Once Hales had caught the invention bug, however, he could not help but spread it further. He came to believe that more scientists should be seeking to apply their knowledge, both for the good of humankind, and to prove that the study of science was “not a mere trifling amusement”. He became known for offering innovative tips and tricks — what today we might call life hacks — to all and sundry. He used his understanding of chemistry to advise ladies on how best to prevent limescale in their tea kettles, and applied his knowledge of pneumatics when he advised them to place a teacup in their pies, upside-down, to prevent the juices boiling over. Just before he died, in his mid-80s, he was even seen painting the tops of his local footpath posts white, in order to prevent people injuring themselves on them at night. Yet Hales’s most lasting legacy was to help create an institution that would continue to spread innovation further. Although he was a fellow of the Royal Society, Britain’s premier scientific organisation, he saw the need for an organisation that would systematically promote knowledge’s application. Thus, in 1754, in a London coffeehouse called Rawthmell’s, Hales and a few others helped found the Society for the Encouragement of Arts, Manufactures and Commerce — a society for the improvement of anything and everything. It still exists today, usually known as the Royal Society of Arts (and, incidentally, it’s the subject of my first book, out next month).

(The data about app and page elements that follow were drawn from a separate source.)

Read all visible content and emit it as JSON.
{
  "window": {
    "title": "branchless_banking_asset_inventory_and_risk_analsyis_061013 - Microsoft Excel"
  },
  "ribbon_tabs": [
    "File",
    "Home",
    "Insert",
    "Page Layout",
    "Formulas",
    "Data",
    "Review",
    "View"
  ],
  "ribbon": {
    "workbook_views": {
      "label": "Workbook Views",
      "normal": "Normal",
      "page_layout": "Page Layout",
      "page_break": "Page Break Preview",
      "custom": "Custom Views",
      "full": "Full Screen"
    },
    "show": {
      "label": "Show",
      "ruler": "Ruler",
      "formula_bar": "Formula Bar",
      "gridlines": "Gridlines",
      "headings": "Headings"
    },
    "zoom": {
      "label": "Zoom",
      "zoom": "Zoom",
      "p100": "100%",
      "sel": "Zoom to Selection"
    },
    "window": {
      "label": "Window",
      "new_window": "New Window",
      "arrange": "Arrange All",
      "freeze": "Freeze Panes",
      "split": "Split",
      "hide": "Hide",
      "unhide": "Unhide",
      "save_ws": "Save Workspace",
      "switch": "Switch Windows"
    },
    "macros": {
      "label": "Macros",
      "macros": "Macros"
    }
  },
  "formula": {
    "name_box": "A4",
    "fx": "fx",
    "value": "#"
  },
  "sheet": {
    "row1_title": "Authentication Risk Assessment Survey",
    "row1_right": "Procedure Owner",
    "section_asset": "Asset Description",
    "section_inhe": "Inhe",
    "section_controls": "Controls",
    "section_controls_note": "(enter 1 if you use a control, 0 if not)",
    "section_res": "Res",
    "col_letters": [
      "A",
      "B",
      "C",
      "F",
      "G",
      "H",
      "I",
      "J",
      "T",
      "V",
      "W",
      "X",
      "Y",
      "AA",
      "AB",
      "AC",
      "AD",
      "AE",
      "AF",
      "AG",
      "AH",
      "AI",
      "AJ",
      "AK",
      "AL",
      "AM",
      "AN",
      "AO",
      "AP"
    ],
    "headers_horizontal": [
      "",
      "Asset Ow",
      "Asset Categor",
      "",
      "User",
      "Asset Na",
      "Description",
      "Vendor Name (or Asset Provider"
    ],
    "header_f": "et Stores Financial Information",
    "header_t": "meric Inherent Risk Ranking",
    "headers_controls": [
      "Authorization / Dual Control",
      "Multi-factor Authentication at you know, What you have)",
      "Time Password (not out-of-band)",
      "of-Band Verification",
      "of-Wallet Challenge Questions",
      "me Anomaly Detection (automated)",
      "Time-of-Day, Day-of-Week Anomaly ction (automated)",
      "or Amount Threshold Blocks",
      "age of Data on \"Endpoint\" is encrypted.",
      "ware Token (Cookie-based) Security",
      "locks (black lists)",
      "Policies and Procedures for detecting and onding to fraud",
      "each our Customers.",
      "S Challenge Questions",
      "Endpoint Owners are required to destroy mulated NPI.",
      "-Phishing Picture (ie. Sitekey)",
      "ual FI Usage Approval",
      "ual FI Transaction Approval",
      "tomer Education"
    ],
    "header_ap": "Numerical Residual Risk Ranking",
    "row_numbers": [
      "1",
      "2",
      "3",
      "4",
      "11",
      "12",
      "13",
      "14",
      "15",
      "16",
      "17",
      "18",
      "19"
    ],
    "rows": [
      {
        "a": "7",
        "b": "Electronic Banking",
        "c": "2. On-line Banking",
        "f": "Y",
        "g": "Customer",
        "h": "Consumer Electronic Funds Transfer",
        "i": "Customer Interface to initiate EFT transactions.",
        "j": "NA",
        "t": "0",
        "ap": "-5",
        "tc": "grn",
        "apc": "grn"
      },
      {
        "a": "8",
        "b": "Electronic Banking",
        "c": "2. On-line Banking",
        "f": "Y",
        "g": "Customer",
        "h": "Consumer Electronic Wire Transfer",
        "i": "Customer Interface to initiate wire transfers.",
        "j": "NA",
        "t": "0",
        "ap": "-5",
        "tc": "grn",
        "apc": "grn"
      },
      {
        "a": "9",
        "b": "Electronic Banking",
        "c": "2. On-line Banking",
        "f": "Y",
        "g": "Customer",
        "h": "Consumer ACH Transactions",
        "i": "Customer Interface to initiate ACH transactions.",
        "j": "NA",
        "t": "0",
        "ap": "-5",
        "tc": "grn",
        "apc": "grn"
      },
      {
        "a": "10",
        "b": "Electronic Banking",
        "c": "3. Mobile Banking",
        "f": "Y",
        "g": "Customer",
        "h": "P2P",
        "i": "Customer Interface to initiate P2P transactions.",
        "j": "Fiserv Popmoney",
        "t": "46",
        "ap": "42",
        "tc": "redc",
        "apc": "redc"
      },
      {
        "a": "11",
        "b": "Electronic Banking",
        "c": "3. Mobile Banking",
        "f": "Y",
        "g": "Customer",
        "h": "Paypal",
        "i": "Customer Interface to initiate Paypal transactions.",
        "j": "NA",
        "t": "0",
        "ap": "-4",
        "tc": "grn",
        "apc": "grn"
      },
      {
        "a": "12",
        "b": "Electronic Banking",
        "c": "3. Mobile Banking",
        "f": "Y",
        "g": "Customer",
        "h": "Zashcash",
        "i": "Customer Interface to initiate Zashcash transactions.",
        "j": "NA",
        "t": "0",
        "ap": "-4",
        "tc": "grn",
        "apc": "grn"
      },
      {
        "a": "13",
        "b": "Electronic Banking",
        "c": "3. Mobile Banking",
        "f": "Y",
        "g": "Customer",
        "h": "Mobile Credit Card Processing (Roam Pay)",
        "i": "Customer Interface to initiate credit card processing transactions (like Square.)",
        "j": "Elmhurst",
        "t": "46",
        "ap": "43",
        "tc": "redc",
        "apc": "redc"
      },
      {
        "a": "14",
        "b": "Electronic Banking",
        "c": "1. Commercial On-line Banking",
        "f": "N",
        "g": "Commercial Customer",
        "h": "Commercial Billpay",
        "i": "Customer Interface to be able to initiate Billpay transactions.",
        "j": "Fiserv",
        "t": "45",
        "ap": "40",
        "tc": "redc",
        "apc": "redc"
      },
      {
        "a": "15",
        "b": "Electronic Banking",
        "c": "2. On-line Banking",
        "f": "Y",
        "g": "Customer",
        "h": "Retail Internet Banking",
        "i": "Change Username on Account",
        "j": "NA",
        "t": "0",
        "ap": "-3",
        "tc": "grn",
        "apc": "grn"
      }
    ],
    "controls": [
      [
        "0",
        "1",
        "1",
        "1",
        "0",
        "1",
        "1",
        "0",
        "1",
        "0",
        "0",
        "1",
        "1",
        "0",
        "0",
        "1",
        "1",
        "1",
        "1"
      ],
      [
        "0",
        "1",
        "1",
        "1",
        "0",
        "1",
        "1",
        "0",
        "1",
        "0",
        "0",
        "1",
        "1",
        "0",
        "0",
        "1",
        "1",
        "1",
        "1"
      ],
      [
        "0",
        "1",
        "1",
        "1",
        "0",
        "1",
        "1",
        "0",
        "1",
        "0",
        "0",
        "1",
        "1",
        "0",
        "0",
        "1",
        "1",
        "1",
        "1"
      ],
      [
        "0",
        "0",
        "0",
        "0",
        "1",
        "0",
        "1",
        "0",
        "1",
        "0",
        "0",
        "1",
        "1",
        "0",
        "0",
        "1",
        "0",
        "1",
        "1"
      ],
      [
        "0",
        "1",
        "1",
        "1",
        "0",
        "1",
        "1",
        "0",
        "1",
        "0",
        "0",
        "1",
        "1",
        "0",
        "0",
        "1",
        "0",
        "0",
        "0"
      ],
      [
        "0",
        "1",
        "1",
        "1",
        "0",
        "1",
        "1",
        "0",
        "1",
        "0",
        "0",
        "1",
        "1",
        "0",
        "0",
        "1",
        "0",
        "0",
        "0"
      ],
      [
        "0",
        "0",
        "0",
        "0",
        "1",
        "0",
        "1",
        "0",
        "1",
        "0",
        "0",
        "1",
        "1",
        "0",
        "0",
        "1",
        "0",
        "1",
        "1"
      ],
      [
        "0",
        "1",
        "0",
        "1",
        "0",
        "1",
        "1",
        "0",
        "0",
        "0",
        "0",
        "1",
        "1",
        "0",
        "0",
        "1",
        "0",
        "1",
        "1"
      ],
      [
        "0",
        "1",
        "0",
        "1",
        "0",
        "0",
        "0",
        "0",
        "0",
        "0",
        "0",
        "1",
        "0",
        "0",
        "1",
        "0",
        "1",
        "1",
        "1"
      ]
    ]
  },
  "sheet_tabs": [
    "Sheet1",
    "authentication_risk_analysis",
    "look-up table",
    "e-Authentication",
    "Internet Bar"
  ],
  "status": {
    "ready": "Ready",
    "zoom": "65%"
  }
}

Over the following weeks, I’ll share a bit more about it.
Until next week,
P.S. I realise I’ve been posting less frequently of late. I’ve been writing elsewhere. Here’s a piece I wrote last week on systems for promoting innovation, and how they can be used to combat the pandemic (there’s a bit of history in there, too).